Items from an interface collection:
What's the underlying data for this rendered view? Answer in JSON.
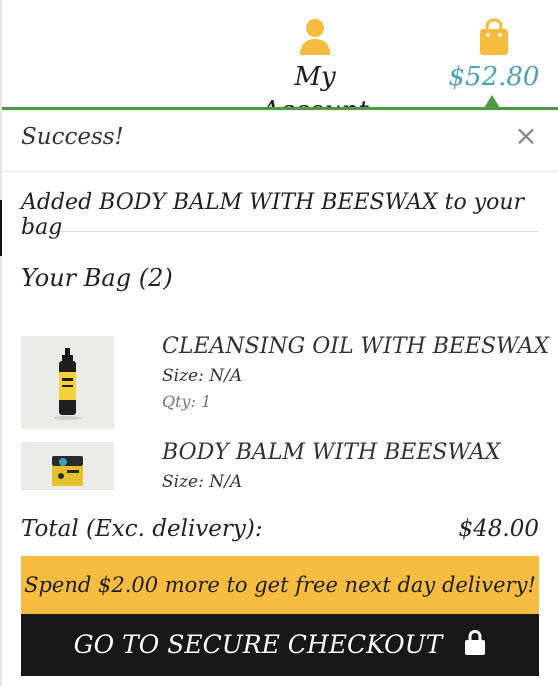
{
  "header": {
    "account_label": "My Account",
    "bag_total": "$52.80",
    "account_icon": "user-icon",
    "bag_icon": "shopping-bag-icon"
  },
  "notice": {
    "title": "Success!",
    "close_glyph": "×",
    "message": "Added BODY BALM WITH BEESWAX to your bag"
  },
  "bag": {
    "heading": "Your Bag (2)",
    "items": [
      {
        "name": "CLEANSING OIL WITH BEESWAX",
        "size": "Size: N/A",
        "qty": "Qty: 1"
      },
      {
        "name": "BODY BALM WITH BEESWAX",
        "size": "Size: N/A"
      }
    ],
    "total_label": "Total (Exc. delivery):",
    "total_value": "$48.00"
  },
  "promo": {
    "text": "Spend $2.00 more to get free next day delivery!"
  },
  "checkout": {
    "label": "GO TO SECURE CHECKOUT",
    "icon": "lock-icon"
  },
  "colors": {
    "accent_green": "#4b9c3f",
    "price_blue": "#4aa3b5",
    "icon_yellow": "#f6bc3f",
    "promo_yellow": "#f6bc3f",
    "checkout_black": "#181818"
  }
}
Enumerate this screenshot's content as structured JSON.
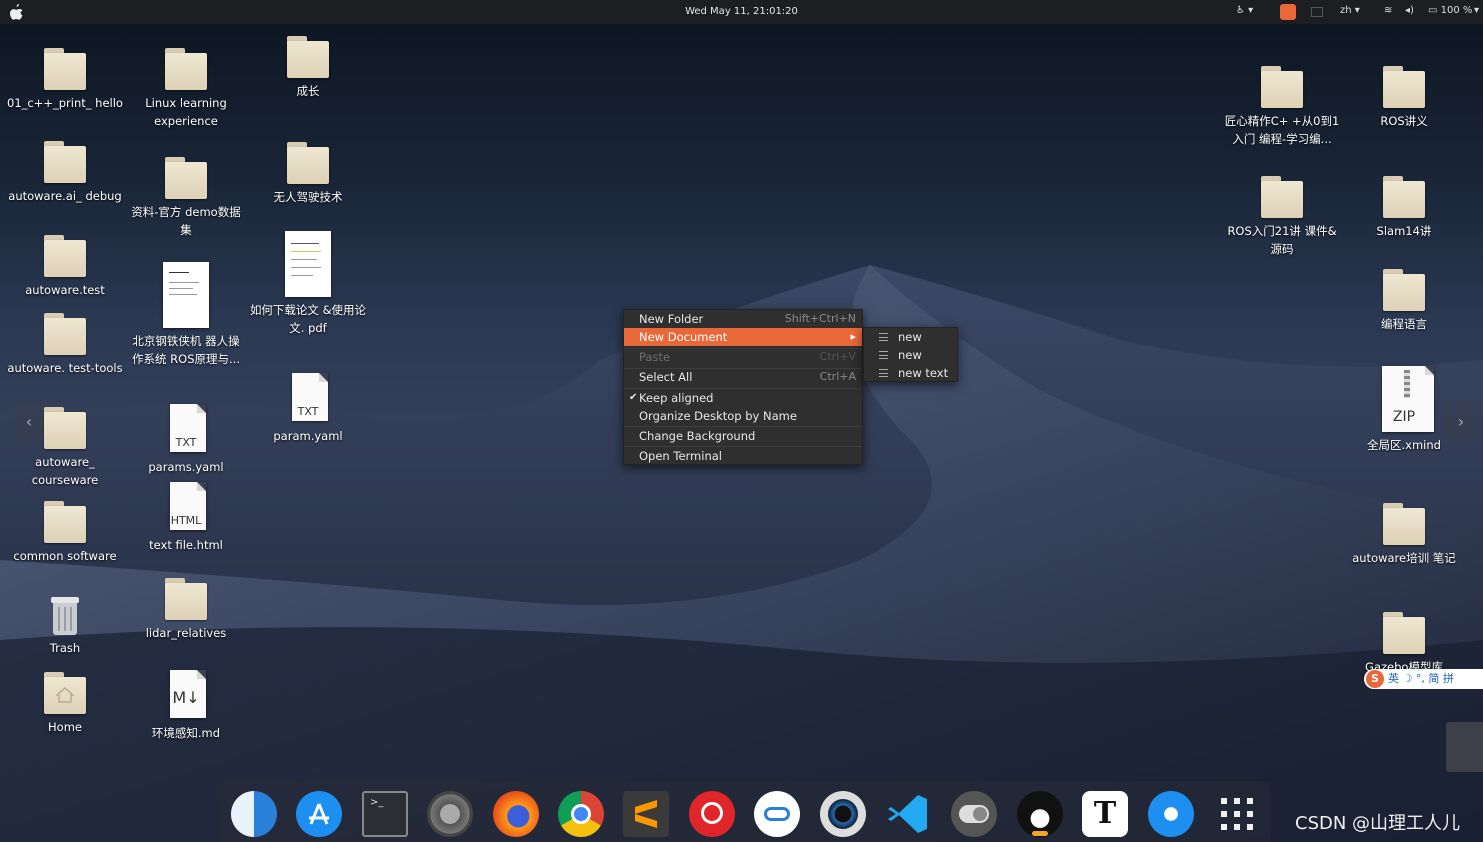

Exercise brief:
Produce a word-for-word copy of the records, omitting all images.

Response for this exercise:
What's the underlying data for this rendered view? Answer in JSON.
{
  "header": {
    "account_label": "My Account",
    "bag_total": "$52.80",
    "account_icon": "user-icon",
    "bag_icon": "shopping-bag-icon"
  },
  "notice": {
    "title": "Success!",
    "close_glyph": "×",
    "message": "Added BODY BALM WITH BEESWAX to your bag"
  },
  "bag": {
    "heading": "Your Bag (2)",
    "items": [
      {
        "name": "CLEANSING OIL WITH BEESWAX",
        "size": "Size: N/A",
        "qty": "Qty: 1"
      },
      {
        "name": "BODY BALM WITH BEESWAX",
        "size": "Size: N/A"
      }
    ],
    "total_label": "Total (Exc. delivery):",
    "total_value": "$48.00"
  },
  "promo": {
    "text": "Spend $2.00 more to get free next day delivery!"
  },
  "checkout": {
    "label": "GO TO SECURE CHECKOUT",
    "icon": "lock-icon"
  },
  "colors": {
    "accent_green": "#4b9c3f",
    "price_blue": "#4aa3b5",
    "icon_yellow": "#f6bc3f",
    "promo_yellow": "#f6bc3f",
    "checkout_black": "#181818"
  }
}
Enumerate this screenshot's content as structured JSON.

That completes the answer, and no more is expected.